In Memory of Oakley: What We Can Do Together

Today, a family in Florida gathers to honor their 11 year old son, Oakley. Friends are gathering there and around the world for the beautiful boy who loved wearing red sneakers and lost his life to a food allergic reaction.

Since his death over Thanksgiving, no one in the food allergy world can see a pair of red sneakers and not think of him. Zappos even contacted the family because there had been such a run on red sneakers on their site.

In private chat groups and conversations, many of us have gathered over the last few weeks to discuss what we need to do to bring this issue to light. How can we protect our children? How can we stop this epidemic and find a cure?

What can we do to help raise awareness? To go beyond the bubble that is social media?

  • Host an event at your school and invite your allergist to attend and speak with you.
  • Meet with your local representatives, educate them on the numbers and how many children this now impacts
  • Listen—to what the constraints are in your school, your church, your community—so that you can address them.
  • Find a friend to do this with—none of us have to go through this alone—we need each other as supportive scaffolding as we work to build an environment that is safe for all children.
  • #livelikeoak and learn more at the Red Sneaker Foundation.

Today, 1 in 13 American kids have a food allergy, 2 kids in every classroom. A life threatening allergic reaction sends someone to the ER once every three minutes. This is not a fad, it is a life-threatening condition changing the lives of families everywhere.

One of the most important issues to come out of these discussions has been around the use of epinephrine. I reached out to Sarah Romano, a friend who is an MD and also a mother of four to get her thoughts. I have an enormous amount of respect for her.

My friend, Dr Sarah Romano, also known as the Allergist Mom, shares what else we can do below:

As an allergist, I personally carry some of the pain and responsibility for each and every person who dies from anaphylaxis. Have we done enough? Have we educated the patients and their families enough? Do we make it clear that each reaction has the potential to be serious regardless of what previous reactions have looked like? Have we impressed upon each and every patient and parent the importance of always having swift and easy access to injectable epinephrine? Do they truly understand the critical need for early administration of injectable epinephrine during a severe allergic reaction (anaphylaxis)?

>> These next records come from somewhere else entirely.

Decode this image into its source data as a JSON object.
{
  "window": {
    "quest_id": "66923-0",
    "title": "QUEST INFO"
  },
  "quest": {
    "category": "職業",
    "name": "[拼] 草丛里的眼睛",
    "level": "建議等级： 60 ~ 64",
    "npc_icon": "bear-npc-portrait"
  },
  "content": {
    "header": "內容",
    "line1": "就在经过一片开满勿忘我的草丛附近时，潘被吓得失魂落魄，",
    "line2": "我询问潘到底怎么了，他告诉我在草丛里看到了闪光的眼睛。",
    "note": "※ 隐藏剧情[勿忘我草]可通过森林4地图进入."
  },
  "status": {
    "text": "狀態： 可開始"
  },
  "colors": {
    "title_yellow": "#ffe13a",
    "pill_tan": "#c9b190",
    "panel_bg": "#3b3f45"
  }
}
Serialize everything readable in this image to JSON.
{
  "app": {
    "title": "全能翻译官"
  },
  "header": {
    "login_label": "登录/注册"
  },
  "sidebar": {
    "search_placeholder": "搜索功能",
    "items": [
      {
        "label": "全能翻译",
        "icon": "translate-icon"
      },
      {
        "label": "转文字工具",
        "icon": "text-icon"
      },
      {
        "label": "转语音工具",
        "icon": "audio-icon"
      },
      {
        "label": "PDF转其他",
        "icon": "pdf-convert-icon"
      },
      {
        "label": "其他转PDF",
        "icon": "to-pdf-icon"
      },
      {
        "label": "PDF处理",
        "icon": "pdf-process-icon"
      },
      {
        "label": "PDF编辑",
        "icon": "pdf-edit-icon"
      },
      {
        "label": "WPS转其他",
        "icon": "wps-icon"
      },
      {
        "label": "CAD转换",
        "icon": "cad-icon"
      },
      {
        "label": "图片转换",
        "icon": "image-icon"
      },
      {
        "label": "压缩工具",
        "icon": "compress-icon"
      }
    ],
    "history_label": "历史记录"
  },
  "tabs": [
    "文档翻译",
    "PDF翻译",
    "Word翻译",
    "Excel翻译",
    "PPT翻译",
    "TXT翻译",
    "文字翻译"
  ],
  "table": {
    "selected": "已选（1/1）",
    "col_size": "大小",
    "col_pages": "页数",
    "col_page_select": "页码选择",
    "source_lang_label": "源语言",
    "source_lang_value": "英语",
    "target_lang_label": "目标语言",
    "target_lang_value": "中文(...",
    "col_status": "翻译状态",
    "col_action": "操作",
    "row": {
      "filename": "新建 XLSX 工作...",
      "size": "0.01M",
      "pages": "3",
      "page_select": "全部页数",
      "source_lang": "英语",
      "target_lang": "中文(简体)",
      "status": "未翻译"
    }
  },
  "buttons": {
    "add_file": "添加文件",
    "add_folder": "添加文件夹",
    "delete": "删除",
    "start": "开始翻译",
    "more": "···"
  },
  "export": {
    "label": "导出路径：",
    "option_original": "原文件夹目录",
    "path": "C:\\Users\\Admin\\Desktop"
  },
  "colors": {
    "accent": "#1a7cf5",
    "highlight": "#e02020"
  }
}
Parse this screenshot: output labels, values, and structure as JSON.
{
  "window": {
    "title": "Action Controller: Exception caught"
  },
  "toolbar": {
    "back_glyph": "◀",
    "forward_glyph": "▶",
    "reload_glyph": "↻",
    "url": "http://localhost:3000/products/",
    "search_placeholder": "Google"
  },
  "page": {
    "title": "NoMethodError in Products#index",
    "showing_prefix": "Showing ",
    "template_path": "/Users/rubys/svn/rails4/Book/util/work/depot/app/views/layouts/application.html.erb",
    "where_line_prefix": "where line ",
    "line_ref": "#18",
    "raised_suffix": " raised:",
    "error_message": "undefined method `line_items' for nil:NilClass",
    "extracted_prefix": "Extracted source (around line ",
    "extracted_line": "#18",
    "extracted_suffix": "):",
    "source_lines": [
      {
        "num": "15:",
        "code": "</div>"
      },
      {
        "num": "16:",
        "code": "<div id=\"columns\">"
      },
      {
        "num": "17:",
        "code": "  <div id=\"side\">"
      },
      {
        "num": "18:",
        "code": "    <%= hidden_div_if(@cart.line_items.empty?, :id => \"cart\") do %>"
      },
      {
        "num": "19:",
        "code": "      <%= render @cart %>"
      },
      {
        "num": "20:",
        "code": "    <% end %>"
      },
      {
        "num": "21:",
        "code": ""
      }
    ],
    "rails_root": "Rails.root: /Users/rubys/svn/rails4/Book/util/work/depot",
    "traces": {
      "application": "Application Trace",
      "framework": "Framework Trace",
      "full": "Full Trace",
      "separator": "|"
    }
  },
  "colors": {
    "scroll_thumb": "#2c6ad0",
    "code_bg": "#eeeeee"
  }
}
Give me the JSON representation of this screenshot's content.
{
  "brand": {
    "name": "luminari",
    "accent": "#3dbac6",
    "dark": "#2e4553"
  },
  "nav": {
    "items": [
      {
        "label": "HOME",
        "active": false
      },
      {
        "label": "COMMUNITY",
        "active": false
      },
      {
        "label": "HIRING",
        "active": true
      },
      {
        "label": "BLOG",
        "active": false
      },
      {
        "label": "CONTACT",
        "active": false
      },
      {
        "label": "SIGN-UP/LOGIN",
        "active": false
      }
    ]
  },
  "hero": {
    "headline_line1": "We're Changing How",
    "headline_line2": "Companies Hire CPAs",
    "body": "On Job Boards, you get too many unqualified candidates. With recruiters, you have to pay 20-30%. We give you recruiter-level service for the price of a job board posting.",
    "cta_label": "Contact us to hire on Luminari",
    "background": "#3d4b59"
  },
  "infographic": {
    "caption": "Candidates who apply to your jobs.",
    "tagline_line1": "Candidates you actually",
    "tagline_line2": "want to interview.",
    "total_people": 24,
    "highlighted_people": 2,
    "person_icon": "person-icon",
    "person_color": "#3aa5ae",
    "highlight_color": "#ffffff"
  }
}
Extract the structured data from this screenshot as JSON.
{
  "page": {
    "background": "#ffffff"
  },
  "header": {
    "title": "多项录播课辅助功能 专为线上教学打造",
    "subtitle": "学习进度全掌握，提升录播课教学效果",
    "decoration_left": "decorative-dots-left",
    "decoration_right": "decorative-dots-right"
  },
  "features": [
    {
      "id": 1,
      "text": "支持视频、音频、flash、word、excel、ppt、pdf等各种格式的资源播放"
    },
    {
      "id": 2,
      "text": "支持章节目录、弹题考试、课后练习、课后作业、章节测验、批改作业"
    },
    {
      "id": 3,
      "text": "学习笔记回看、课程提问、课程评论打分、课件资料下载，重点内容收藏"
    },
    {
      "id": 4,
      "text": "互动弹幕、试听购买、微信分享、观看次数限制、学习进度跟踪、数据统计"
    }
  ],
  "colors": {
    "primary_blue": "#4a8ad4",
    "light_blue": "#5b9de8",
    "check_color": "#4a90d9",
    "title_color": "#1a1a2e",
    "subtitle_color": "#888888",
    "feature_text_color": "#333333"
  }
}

Both delayed administration of injectable epinephrine and having asthma are important risk factors for death from anaphylaxis. Allergists know this. Our patients must know this too. Our families must know this. Our school and camps must know. First responders must know. We also all need to know that we do not need to fear giving injectable epinephrine. We need to understand how effective injectable epinephrine is in slowing or stopping an allergic reaction. We need to understand that we must seek medical care for a severe allergic reaction. We need to know that we will never see a needle, that it doesn’t hurt that much, that after getting epinephrine patients most often feel some immediate relief from their symptoms.

I consider this education my personal responsibility and I will continue to spread this education as often as I can. We cannot stand to lose another little guy at Thanksgiving, another innocent darling around a campfire or at a birthday party. We all need to understand that this disease isn’t messing around. All of us, from the patients to the parents to the schools to the food industry to the first responders and EMTs to the physicians. We are in this together.

To better understand anaphylaxis, please read:
Sarah Boudreau-Romano, MD